Technology using video sensors and mathematical algorithms will regulate temperatures at mosques, improving experience for worshippers while cutting back on energy use.
Mosque temperatures to be decided by worshipper numbers using Masdar professors’ system
ABU DHABI // Complaints from worshippers about chilly and overcrowded mosques as well as spiralling energy bills could be a thing of the past.
The Masdar Institute of Science and Technology’s new “smart mosque” project aims to save money and energy by controlling air-conditioning systems and monitoring occupancy rates at places of worship so the devout can choose where they want to pray in space and comfort.
“The idea came up when I noticed how occupancy rates vary from one mosque to another,” said Dr Talal Rahwan, assistant professor of computer and information sciences at Masdar and project leader.
“I thought there should be some intelligent building management system that can adjust air conditioning to reflect the occupancy rate.”
Air conditioning accounted for almost 70 per cent of the country’s electricity consumption. As mosques are visited at five points during the day their energy use needs to be monitored and checked.
Dr Rahwan and colleague Dr Sid Chau, also assistant professor of computing and information sciences at Masdar, developed a video program that counted the number of people entering the mosque.
“It can keep track of the occupancy rate. You need a algorithm to predict occupancy rate as well as an optimised control over the air conditioning to reflect the need for cooling, controlled wirelessly,” Dr Rahwan said.
Although the project is at the study stage, the pair were able to demonstrate its effectiveness at two mosques – Masjid Fatah, near Madinat Zayed in the capital, and at Masjid Al Haq, in Khalifa City A.
“We chose those two as one is always packed and the other not as much,” Dr Rahwan said. “This really shows there needs to be a system that can adapt to the varying occupying patterns we see.”
The system will automatically switch off the air conditioning once worshippers leave.
“We expect the technology to minimise power consumption of mosques while also helping with the overall management,” said Fatiha AlBarqi, head of mosques services at the General Authority of Islamic Affairs and Endowments.
The trial in Khalifa City A is nearly complete.
“We managed to find a study quantifying people’s different levels of comfort in temperature, given various activities,” Dr Rahwan added.
“When people do different activities they prefer a different temperature. The ideal temperature for people to be comfortable when they pray is the same temperature as when walking slowly.”

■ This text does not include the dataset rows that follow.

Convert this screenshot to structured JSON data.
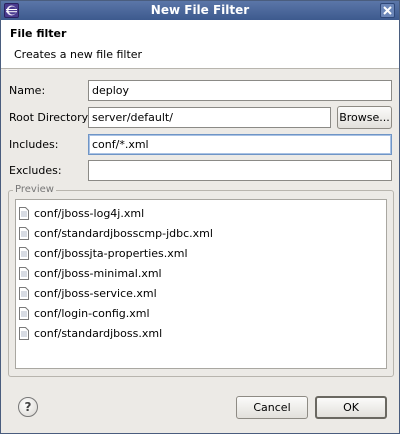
{
  "window": {
    "title": "New File Filter"
  },
  "header": {
    "title": "File filter",
    "description": "Creates a new file filter"
  },
  "form": {
    "name_label": "Name:",
    "name_value": "deploy",
    "root_label": "Root Directory:",
    "root_value": "server/default/",
    "browse_label": "Browse...",
    "includes_label": "Includes:",
    "includes_value": "conf/*.xml",
    "excludes_label": "Excludes:",
    "excludes_value": ""
  },
  "preview": {
    "label": "Preview",
    "files": [
      "conf/jboss-log4j.xml",
      "conf/standardjbosscmp-jdbc.xml",
      "conf/jbossjta-properties.xml",
      "conf/jboss-minimal.xml",
      "conf/jboss-service.xml",
      "conf/login-config.xml",
      "conf/standardjboss.xml"
    ]
  },
  "footer": {
    "help_label": "?",
    "cancel_label": "Cancel",
    "ok_label": "OK"
  },
  "icons": {
    "app": "eclipse-icon",
    "close": "close-icon",
    "file": "file-icon",
    "help": "help-icon"
  }
}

A mobile application is expected to be developed to show occupancy rates in each mosque.
The aim is to help worshippers make informed decisions when selecting where to pray, to avoid overcrowding.